Metrics is sometimes described as discipline run by people who spend their lives counting syllables. Nothing could be farther from truth – poetic meters do not exist in a mathematical vacuum, and knowing the number of syllables, feet etc. per line rarely equals knowing what a given meter is and how it works. Meter is a creative tool that shapes, and is shaped by, language (John Miles Foley used to talk about “trademark symbiosis between metre and language”), tradition, textual and social environments, as well as other co-existing meters and ultimately the people who use, abuse and transmit texts composed in it. The combined action of these factors, seemingly extra-metrical, constitutes in fact what we would like to call the ecologly of meter.
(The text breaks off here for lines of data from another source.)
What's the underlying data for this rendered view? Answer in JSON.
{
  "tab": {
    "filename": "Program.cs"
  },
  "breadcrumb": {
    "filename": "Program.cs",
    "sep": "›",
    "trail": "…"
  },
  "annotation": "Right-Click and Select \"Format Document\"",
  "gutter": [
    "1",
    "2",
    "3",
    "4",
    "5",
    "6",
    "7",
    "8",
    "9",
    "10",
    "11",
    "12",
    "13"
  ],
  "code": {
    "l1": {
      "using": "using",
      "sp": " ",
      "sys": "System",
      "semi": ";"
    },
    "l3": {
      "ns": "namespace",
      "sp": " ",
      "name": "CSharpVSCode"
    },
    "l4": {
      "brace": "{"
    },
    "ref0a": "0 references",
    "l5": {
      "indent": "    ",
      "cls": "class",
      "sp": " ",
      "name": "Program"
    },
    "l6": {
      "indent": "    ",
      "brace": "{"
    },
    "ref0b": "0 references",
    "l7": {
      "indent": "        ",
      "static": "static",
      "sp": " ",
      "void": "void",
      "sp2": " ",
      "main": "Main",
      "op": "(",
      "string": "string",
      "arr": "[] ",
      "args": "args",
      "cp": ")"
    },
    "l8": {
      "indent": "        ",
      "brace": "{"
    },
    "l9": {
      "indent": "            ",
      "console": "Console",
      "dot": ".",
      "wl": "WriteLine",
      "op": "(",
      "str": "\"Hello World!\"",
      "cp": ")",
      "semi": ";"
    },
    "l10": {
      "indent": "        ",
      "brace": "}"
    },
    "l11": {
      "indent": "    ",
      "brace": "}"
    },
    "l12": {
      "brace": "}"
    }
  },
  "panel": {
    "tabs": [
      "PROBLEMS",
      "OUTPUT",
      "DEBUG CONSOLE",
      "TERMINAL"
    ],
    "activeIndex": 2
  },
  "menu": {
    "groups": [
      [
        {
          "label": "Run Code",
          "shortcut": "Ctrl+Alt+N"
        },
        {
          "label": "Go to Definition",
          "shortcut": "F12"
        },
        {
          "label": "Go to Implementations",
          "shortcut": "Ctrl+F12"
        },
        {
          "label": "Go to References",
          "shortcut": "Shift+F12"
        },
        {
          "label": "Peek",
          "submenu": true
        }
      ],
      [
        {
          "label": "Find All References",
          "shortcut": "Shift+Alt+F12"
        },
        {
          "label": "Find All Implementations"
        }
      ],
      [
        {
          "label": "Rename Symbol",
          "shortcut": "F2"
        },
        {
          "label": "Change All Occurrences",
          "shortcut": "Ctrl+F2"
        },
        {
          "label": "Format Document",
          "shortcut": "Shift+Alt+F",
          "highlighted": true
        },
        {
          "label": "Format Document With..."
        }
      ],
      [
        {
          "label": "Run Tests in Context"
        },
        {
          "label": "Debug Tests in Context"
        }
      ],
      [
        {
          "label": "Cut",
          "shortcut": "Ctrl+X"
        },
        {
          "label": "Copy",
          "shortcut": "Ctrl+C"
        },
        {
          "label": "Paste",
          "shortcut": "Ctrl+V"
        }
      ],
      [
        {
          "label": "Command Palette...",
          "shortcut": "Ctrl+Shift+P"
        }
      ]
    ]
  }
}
Meter is a living thing of language(s) and literature(s) that depends on this ecology as much as the poetry itself; the two, consequently, can (and should) be approached from a variety of angles and studied by a variety of methods that touch upon and connect different aspects of a meter’s ecology.
Forty-First Annual Conference
Southeastern Medieval Association
Little Rock, AR October 22-24, 2015
"Heaven, Hell, and Little Rock"
Call for Papers
You are cordially invited to participate in the 2015 meeting of the Southeastern Medieval Association. This year’s meeting will take place at the Wyndham Riverfront Hotel in North Little Rock, Arkansas on Thursday, October 22, 2015 through Saturday, October 24, 2015, and is sponsored by the University of Central Arkansas.
The theme of this year’s meeting is “Heaven, Hell, and Little Rock,” in celebration of a host of anniversaries celebrated this year (the Fourth Lateran Council, the 750th anniversary of Dante’s birth, the burning of Jan Hus, the signing of the Magna Carta). We welcome submissions and encourage panels related to these anniversaries or on other medieval topics. Further, in acknowledgment of the pivotal role that Little Rock, this year’s conference location, played in the American civil rights movement. In the spirit of this significant step in; the civil rights movement, we would like to encourage for this conference an emphasis on the “Other” Middle Ages, and encourage panels on East Asia, South Asia, and Islam at the time of the European Middle Ages, as well as panels on the “Other” within medieval Christendom (e.g., Jews and other non-Christians, Norse encounters with “Skraelingas,” or the treatment of the disabled, diseased, sexually “deviant,” or “mad” in Christian society).
In addition, this year’s meeting will include several sessions devoted to undergraduate research. Please encourage students who have done especially good work to submit abstracts.
Please submit proposals for sessions and individual papers using the link at http://goo.gl/forms/KDyCGVPqoN no later than July 1, 2015.
Dr. Peter S. Hawkins of the Yale Divinity School (author of Dante’s Testaments: Essays on Scriptural Imagination and Dante: A Brief History among others) will give a plenary address called "Dante's 'Other': Thinking outside the Christian Box."
Dr. Thomas A. Fudge of the University of New England (author of Heresy and Hussites in Late Medieval Europe and The Trial of Jan Hus: Medieval Heresy and Criminal Procedure, among others) will give a plenary address on Hus and his martyrdom.
Dr. Stephen Owen of Harvard University (author of The Late Tang: Chinese Poetry of the Mid-Ninth Century (827-860) and The Making of Early Chinese Classical Poetryamong others) will give a plenary address on Tang poetry and culture.